** What you need to do **
Reproduce every line of the listing exactly.
Segment Open
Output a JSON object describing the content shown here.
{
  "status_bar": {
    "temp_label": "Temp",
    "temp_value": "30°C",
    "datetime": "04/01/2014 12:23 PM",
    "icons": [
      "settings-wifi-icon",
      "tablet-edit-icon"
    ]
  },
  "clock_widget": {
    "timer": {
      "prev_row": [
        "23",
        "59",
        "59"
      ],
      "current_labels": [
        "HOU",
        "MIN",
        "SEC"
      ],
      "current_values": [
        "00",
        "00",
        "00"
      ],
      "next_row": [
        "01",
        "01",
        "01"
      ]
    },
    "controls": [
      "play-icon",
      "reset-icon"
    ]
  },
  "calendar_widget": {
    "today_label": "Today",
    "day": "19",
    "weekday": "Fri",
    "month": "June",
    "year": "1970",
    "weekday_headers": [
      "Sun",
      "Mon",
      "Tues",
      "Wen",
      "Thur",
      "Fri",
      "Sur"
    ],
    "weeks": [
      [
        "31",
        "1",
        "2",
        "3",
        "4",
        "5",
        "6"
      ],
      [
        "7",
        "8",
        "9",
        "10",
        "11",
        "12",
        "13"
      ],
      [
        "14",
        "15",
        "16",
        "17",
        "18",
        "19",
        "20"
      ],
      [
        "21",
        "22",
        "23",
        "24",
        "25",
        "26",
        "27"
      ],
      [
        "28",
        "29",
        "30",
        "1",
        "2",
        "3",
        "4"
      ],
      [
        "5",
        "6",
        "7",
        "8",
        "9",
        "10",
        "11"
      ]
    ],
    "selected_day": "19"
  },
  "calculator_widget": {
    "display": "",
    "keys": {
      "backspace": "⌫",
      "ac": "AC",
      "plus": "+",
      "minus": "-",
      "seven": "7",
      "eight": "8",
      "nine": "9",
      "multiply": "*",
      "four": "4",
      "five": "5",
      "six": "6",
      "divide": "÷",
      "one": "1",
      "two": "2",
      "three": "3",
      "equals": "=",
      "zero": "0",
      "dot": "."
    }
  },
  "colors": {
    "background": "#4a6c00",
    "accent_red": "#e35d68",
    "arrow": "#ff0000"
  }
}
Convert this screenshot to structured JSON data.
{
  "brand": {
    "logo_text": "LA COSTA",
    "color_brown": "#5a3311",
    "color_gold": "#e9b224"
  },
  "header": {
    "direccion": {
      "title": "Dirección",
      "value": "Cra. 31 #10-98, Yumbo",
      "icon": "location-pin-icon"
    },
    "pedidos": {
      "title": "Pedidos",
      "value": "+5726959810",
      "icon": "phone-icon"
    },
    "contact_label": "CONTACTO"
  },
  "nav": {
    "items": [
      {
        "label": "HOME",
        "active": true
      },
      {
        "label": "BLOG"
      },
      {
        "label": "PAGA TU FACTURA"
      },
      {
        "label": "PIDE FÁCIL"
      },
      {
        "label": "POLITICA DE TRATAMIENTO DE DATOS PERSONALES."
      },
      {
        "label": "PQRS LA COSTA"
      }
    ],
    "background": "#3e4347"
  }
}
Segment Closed
** Exercise answer **
Output a JSON object describing the content shown here.
{
  "status_bar": {
    "temp_label": "Temp",
    "temp_value": "30°C",
    "datetime": "04/01/2014 12:23 PM",
    "icons": [
      "settings-wifi-icon",
      "tablet-edit-icon"
    ]
  },
  "clock_widget": {
    "timer": {
      "prev_row": [
        "23",
        "59",
        "59"
      ],
      "current_labels": [
        "HOU",
        "MIN",
        "SEC"
      ],
      "current_values": [
        "00",
        "00",
        "00"
      ],
      "next_row": [
        "01",
        "01",
        "01"
      ]
    },
    "controls": [
      "play-icon",
      "reset-icon"
    ]
  },
  "calendar_widget": {
    "today_label": "Today",
    "day": "19",
    "weekday": "Fri",
    "month": "June",
    "year": "1970",
    "weekday_headers": [
      "Sun",
      "Mon",
      "Tues",
      "Wen",
      "Thur",
      "Fri",
      "Sur"
    ],
    "weeks": [
      [
        "31",
        "1",
        "2",
        "3",
        "4",
        "5",
        "6"
      ],
      [
        "7",
        "8",
        "9",
        "10",
        "11",
        "12",
        "13"
      ],
      [
        "14",
        "15",
        "16",
        "17",
        "18",
        "19",
        "20"
      ],
      [
        "21",
        "22",
        "23",
        "24",
        "25",
        "26",
        "27"
      ],
      [
        "28",
        "29",
        "30",
        "1",
        "2",
        "3",
        "4"
      ],
      [
        "5",
        "6",
        "7",
        "8",
        "9",
        "10",
        "11"
      ]
    ],
    "selected_day": "19"
  },
  "calculator_widget": {
    "display": "",
    "keys": {
      "backspace": "⌫",
      "ac": "AC",
      "plus": "+",
      "minus": "-",
      "seven": "7",
      "eight": "8",
      "nine": "9",
      "multiply": "*",
      "four": "4",
      "five": "5",
      "six": "6",
      "divide": "÷",
      "one": "1",
      "two": "2",
      "three": "3",
      "equals": "=",
      "zero": "0",
      "dot": "."
    }
  },
  "colors": {
    "background": "#4a6c00",
    "accent_red": "#e35d68",
    "arrow": "#ff0000"
  }
}
Convert this screenshot to structured JSON data.
{
  "brand": {
    "logo_text": "LA COSTA",
    "color_brown": "#5a3311",
    "color_gold": "#e9b224"
  },
  "header": {
    "direccion": {
      "title": "Dirección",
      "value": "Cra. 31 #10-98, Yumbo",
      "icon": "location-pin-icon"
    },
    "pedidos": {
      "title": "Pedidos",
      "value": "+5726959810",
      "icon": "phone-icon"
    },
    "contact_label": "CONTACTO"
  },
  "nav": {
    "items": [
      {
        "label": "HOME",
        "active": true
      },
      {
        "label": "BLOG"
      },
      {
        "label": "PAGA TU FACTURA"
      },
      {
        "label": "PIDE FÁCIL"
      },
      {
        "label": "POLITICA DE TRATAMIENTO DE DATOS PERSONALES."
      },
      {
        "label": "PQRS LA COSTA"
      }
    ],
    "background": "#3e4347"
  }
}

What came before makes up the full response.